- **REQUIRED WORK**: Please copy the records below word for word, leaving out the pictures.

Data items

========================

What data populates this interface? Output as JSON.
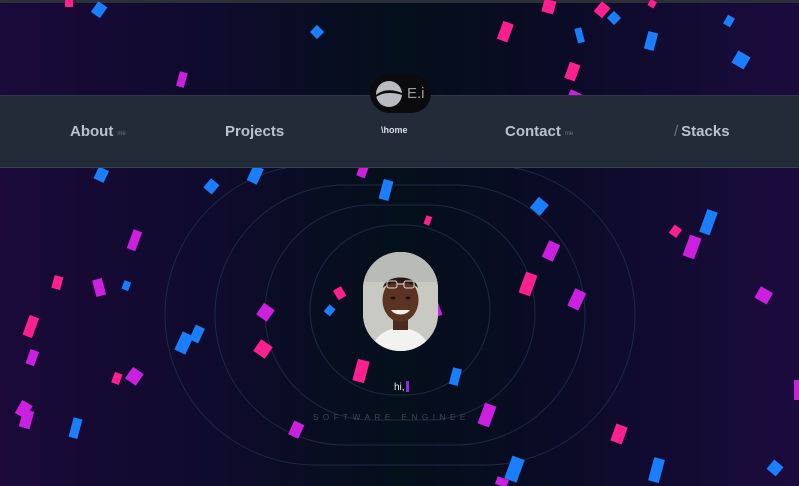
{
  "nav": {
    "about": {
      "label": "About",
      "sub": "me"
    },
    "projects": {
      "label": "Projects"
    },
    "home": {
      "label": "\\home"
    },
    "contact": {
      "label": "Contact",
      "sub": "me"
    },
    "stacks": {
      "slash": "/",
      "label": "Stacks"
    }
  },
  "logo": {
    "text": "E.i",
    "icon": "swoosh-logo-icon"
  },
  "hero": {
    "greeting": "hi,",
    "cursor": "|",
    "role": "SOFTWARE ENGINEE"
  },
  "colors": {
    "pink": "#ff1f8e",
    "magenta": "#cc1fe0",
    "blue": "#1a7fff",
    "navbar": "#222b37",
    "accent_cursor": "#8a2be2"
  }
}
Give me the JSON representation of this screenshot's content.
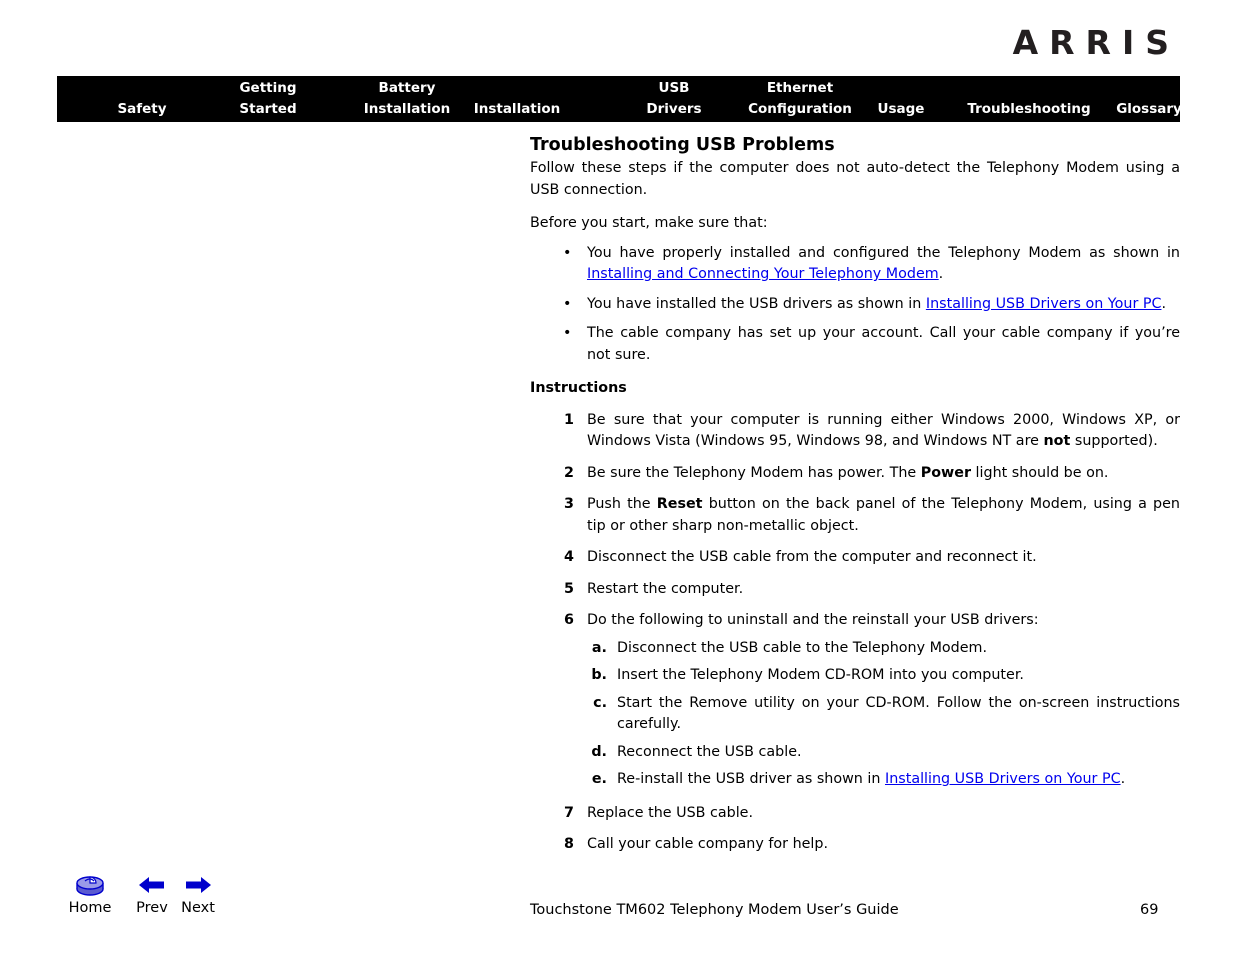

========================

- **RESULT OF THE TASK**:
What data populates this interface? Output as JSON.
{
  "nav": {
    "about": {
      "label": "About",
      "sub": "me"
    },
    "projects": {
      "label": "Projects"
    },
    "home": {
      "label": "\\home"
    },
    "contact": {
      "label": "Contact",
      "sub": "me"
    },
    "stacks": {
      "slash": "/",
      "label": "Stacks"
    }
  },
  "logo": {
    "text": "E.i",
    "icon": "swoosh-logo-icon"
  },
  "hero": {
    "greeting": "hi,",
    "cursor": "|",
    "role": "SOFTWARE ENGINEE"
  },
  "colors": {
    "pink": "#ff1f8e",
    "magenta": "#cc1fe0",
    "blue": "#1a7fff",
    "navbar": "#222b37",
    "accent_cursor": "#8a2be2"
  }
}
Give me the JSON representation of this screenshot's content.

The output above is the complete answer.